If every century is characterized by a real-estate frontier—the West in the 19th, suburbia in the 20th—the sky belongs to the 21st. New York City's One57 stretches 1,000 feet above Central Park—the Western Hemisphere's tallest residential building until Rafael Viñoly's 432 Park Avenue (at nearly 1,400 feet) opens its doors in 2015. Yet Mumbai's World One tower will dwarf them both when it's completed in the same year, topping out at 117 floors. Forget terraces; the ultimate amenity in these buildings is the view. Counterintuitively, furniture that sits close to the ground—sunken sofas, platform beds, low-lying armchairs—gives high-altitude dwellers the best vantage point to fully enjoy such extravagance. And when you're ready to get your head out of the clouds, "low furniture pushes individuals to interact with each other," says French designer Patrick Norguet, whose minimalist chairs have landed in MoMA's permanent collection. "It encourages a convivial attitude."

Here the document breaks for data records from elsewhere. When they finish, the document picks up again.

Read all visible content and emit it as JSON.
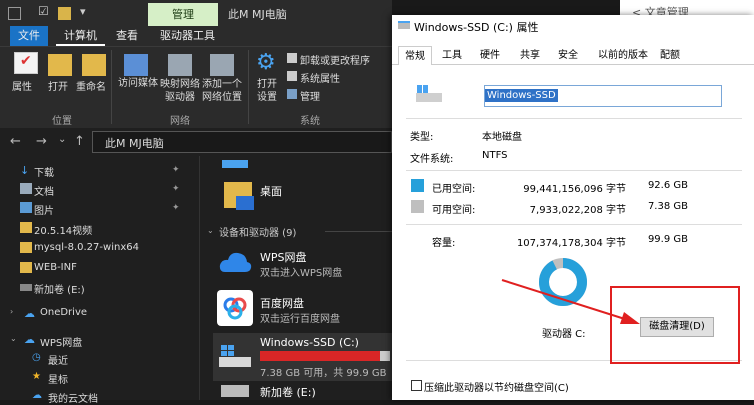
{
  "explorer": {
    "manage_tab": "管理",
    "window_title": "此M  MJ电脑",
    "menu": {
      "file": "文件",
      "computer": "计算机",
      "view": "查看",
      "drive_tools": "驱动器工具"
    },
    "ribbon": {
      "properties": "属性",
      "open": "打开",
      "rename": "重命名",
      "access_media": "访问媒体",
      "map_drive": "映射网络驱动器",
      "add_location": "添加一个网络位置",
      "open_settings": "打开设置",
      "uninstall": "卸载或更改程序",
      "sys_props": "系统属性",
      "manage": "管理",
      "group_location": "位置",
      "group_network": "网络",
      "group_system": "系统"
    },
    "address": "此M  MJ电脑",
    "nav_items": [
      {
        "label": "下载",
        "pinned": true
      },
      {
        "label": "文档",
        "pinned": true
      },
      {
        "label": "图片",
        "pinned": true
      },
      {
        "label": "20.5.14视频",
        "pinned": false
      },
      {
        "label": "mysql-8.0.27-winx64",
        "pinned": false
      },
      {
        "label": "WEB-INF",
        "pinned": false
      },
      {
        "label": "新加卷 (E:)",
        "pinned": false
      },
      {
        "label": "OneDrive",
        "pinned": false
      },
      {
        "label": "WPS网盘",
        "pinned": false
      },
      {
        "label": "最近",
        "pinned": false
      },
      {
        "label": "星标",
        "pinned": false
      },
      {
        "label": "我的云文档",
        "pinned": false
      }
    ],
    "pin_glyph": "✦",
    "desktop": "桌面",
    "devices_header": "设备和驱动器 (9)",
    "drives": [
      {
        "name": "WPS网盘",
        "sub": "双击进入WPS网盘"
      },
      {
        "name": "百度网盘",
        "sub": "双击运行百度网盘"
      },
      {
        "name": "Windows-SSD (C:)",
        "sub": "7.38 GB 可用，共 99.9 GB",
        "used_fraction": 0.926
      },
      {
        "name": "新加卷 (E:)",
        "sub": ""
      }
    ]
  },
  "dialog": {
    "title": "Windows-SSD (C:) 属性",
    "tabs": [
      "常规",
      "工具",
      "硬件",
      "共享",
      "安全",
      "以前的版本",
      "配额"
    ],
    "name_value": "Windows-SSD",
    "type_label": "类型:",
    "type_value": "本地磁盘",
    "fs_label": "文件系统:",
    "fs_value": "NTFS",
    "used_label": "已用空间:",
    "used_bytes": "99,441,156,096 字节",
    "used_gb": "92.6 GB",
    "free_label": "可用空间:",
    "free_bytes": "7,933,022,208 字节",
    "free_gb": "7.38 GB",
    "cap_label": "容量:",
    "cap_bytes": "107,374,178,304 字节",
    "cap_gb": "99.9 GB",
    "drive_label": "驱动器 C:",
    "cleanup": "磁盘清理(D)",
    "compress": "压缩此驱动器以节约磁盘空间(C)",
    "used_color": "#26a0da",
    "free_color": "#bfbfbf"
  },
  "background": {
    "tab": "< 文章管理"
  }
}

Furniture Hits a New Low
Now trending: tables, chairs, beds, and couches that sit close to the ground.
One of the still-impressive examples of modernist furniture, the Barcelona couch was designed in 1930 by the German architect Ludwig Mies van der Rohe (known as the father of the skyscraper) but looks as relevant as ever.
Starting at $9,211; knoll.com